- _Problem requirements_
Scan the data below and pick out the lines containing the word "date".

==== Source data

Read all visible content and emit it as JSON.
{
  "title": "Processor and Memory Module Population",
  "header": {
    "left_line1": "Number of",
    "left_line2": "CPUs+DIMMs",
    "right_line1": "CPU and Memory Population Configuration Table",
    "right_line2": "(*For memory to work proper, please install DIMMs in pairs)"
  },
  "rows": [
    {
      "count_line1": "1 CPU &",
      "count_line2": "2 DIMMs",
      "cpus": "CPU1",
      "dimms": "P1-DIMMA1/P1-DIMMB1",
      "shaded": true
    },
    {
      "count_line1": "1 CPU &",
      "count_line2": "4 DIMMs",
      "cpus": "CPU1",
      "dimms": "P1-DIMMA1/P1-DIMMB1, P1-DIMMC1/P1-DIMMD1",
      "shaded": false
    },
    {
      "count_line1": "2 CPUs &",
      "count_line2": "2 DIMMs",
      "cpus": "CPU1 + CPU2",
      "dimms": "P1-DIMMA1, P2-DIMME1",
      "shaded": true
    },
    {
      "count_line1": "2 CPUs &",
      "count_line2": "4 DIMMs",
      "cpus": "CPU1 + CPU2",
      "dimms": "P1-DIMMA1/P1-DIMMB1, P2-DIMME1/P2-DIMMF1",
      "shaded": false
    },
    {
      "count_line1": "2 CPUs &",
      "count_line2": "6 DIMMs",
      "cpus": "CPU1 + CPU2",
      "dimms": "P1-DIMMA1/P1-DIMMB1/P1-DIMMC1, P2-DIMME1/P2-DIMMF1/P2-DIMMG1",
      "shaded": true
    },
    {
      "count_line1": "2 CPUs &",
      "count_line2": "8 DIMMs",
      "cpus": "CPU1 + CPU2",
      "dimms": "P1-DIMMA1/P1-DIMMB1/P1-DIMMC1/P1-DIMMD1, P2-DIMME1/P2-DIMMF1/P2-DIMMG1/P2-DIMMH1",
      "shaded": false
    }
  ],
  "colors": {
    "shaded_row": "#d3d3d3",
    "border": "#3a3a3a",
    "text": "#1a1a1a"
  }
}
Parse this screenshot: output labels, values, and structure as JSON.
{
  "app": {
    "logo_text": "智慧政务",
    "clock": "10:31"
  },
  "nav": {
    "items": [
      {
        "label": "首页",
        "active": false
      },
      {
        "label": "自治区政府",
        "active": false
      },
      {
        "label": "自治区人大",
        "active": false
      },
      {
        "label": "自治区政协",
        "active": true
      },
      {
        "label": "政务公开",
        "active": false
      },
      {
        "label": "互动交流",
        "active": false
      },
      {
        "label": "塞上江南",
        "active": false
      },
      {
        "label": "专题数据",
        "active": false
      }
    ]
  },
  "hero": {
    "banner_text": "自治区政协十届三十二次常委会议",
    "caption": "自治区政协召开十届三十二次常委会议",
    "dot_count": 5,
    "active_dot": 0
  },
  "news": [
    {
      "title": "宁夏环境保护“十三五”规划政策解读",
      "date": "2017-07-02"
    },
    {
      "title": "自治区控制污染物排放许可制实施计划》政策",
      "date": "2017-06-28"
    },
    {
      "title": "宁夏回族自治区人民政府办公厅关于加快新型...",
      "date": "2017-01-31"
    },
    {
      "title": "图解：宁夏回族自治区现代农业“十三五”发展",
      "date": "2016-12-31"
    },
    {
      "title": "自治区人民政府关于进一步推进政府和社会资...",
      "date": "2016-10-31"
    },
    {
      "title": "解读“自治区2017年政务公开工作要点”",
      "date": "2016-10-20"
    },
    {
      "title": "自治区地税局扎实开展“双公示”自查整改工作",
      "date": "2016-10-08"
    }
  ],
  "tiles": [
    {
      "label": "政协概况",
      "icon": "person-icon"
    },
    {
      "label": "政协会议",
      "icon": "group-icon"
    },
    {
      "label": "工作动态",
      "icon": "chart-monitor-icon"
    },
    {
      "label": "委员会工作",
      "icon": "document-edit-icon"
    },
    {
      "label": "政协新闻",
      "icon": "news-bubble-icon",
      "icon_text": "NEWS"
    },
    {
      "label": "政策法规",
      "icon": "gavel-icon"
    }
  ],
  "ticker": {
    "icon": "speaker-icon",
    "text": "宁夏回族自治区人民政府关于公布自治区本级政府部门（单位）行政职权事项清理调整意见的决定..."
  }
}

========

- _Written reply_
      "date": "2017-07-02"
      "date": "2017-06-28"
      "date": "2017-01-31"
      "date": "2016-12-31"
      "date": "2016-10-31"
      "date": "2016-10-20"
      "date": "2016-10-08"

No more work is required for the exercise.